It was built during the late 13th century by the Van Rotselaar family – a well-known family of noblemen who served at the Dukes of Brabant court.
The structure was renovated in the 17th century, but it got its current neo-Gothic appearance in the 19th century.
Since its establishment, the castle changed hands several times, and today, it is private property.
It’s not open to the public, however, the beautiful park in which it is located is free to visit at any time.
16- Jehay-Bodegnee Castle
Located in the province of Liege, this castle was originally a 12th-century medieval structure that served as the residence for several noble families.
However, the original building suffered so much damage over the centuries.
The current structure of the castle dates back to the 16th century.
Some changes were also made during the 19th century when the castle was renovated and extended in the Gothic style.
Jehay-Bodegnee Castle is quite different from other castles as it operates as a museum now.
Visitors can look at the exquisite collection of antique furniture pieces, paintings, and tapestries.
17- La Roche-en-Ardenne Castle
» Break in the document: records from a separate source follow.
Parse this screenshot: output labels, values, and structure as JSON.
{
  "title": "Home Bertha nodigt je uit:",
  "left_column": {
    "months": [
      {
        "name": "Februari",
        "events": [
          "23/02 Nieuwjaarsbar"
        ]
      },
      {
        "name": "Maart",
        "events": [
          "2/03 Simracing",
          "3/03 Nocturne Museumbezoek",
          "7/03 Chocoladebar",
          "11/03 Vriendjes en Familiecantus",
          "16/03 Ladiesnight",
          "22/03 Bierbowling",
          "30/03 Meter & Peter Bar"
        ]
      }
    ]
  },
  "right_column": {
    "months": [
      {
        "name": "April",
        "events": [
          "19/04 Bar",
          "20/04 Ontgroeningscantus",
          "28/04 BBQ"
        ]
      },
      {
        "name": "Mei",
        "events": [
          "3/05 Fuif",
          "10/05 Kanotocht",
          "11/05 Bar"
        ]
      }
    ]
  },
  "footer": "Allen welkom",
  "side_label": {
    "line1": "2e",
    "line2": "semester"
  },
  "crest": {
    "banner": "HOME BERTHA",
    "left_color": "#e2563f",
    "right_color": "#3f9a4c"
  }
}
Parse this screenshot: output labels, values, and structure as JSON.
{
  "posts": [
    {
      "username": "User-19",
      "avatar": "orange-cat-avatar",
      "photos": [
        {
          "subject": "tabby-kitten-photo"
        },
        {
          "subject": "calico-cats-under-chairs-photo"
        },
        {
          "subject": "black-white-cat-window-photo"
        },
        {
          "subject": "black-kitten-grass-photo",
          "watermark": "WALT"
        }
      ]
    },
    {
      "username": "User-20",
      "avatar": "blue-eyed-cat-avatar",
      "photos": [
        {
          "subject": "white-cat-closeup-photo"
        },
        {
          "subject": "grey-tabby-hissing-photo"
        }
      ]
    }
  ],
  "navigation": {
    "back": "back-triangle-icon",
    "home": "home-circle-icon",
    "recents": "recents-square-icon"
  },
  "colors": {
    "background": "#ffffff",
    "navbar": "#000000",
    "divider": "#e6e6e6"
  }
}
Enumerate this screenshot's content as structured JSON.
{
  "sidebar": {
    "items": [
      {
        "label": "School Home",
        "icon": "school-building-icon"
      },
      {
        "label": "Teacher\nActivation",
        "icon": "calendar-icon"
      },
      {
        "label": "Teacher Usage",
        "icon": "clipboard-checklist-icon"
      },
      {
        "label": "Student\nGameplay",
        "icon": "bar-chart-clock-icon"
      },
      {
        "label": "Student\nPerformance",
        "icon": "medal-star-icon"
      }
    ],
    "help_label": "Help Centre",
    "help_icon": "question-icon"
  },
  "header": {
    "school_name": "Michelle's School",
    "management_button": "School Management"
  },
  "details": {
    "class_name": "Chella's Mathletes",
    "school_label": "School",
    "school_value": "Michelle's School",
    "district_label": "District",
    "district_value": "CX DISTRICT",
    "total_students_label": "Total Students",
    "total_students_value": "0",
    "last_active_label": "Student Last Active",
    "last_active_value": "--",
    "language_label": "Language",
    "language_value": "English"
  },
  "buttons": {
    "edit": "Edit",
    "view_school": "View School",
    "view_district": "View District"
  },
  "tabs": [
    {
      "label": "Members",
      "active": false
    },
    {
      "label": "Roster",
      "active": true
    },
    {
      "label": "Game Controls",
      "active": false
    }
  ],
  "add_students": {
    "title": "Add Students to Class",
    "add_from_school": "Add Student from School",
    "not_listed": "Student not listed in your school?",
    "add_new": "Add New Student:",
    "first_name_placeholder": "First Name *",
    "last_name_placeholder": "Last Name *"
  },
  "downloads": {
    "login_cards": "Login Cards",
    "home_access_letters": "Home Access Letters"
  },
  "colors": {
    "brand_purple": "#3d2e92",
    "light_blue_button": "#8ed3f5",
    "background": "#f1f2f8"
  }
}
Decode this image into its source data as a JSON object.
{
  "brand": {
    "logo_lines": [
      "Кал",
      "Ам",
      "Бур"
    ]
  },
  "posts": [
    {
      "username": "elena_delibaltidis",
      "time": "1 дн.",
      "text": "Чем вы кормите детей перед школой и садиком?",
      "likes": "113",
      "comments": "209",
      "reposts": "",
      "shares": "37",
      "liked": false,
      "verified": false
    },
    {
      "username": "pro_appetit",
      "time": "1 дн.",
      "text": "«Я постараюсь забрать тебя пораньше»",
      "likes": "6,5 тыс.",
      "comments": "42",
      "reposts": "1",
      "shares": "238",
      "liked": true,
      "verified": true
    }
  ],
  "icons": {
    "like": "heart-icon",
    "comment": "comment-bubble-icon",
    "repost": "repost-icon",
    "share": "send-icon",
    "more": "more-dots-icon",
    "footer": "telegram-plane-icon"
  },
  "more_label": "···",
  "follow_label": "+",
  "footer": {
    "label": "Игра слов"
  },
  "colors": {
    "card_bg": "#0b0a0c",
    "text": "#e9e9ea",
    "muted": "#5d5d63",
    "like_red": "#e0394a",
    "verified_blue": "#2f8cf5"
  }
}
Sitting atop the valley of the Ourthe River, La Roche-en-Ardenne Castle was constructed between the 11th- and 13th-centuries to protect the town of La Roche.
The fortress had an important strategic position, and as a result, it was captured by French King Louis XIV and his armed forces in 1681.
In the late 18th century, the structure was no longer inhabited and later fell into despair and ruins.
La Roche-en-Ardenne Castle is at Rue du, Vieux Chateau 4, 6980 La Roche-en-Ardenne, Belgium.
18- Bouillon Castle
Bouillon Castle is one of the oldest remains of feudalism in the country that sits on an outlying rock looking over a quaint tiny town.
The castle was constructed before the 10th century as the residence for the Dukes of Ardenne.
In 1090, when its owner, Godefroy de Bouillon, became the first Crusader to leave for the Holy Lands, he mortgaged the property for his journey and lost it in the end.
Nowadays, the site features an educational falconry exhibition and remains open to the public throughout the year.
Bouillon Castle is at Esplanade Godefroy 1, 6830 Bouillon, Belgium.
19- Bornem Castle
Also called De Marnix de Sainte-Aldegonde Castle, Bornem Castle is now a country house, formerly a castle, situated on the Oude Schelde.
The original structure was constructed in the 10th century to defend against the incursions of the Vikings and Normans.
In the 19th century, the castle was flattened, and a new, extended structure was constructed as its replacement.
Today, the building remains in the ownership of John de Marnix de Sainte-Aldegonde, and the visitors are welcome to see the museum on the grounds.
Bornem Castle is at Kasteelstraat 34, 2880 Bornem, Belgium.
20- Crupet Castle
It is another fairytale castle built as an 11th-century moated donjon kept by the Crupet family.
The castle was transformed from a simple country house into a luxe Renaissance castle during the 16th century when the Carondelet family purchased it.
Today, the castle stands in the lake and connects to the land through a stone bridge.
It is the private property of the Limbosch family these days.
Crupet Castle 5332, Rue Basse 27, 5332 Assesse, Belgium.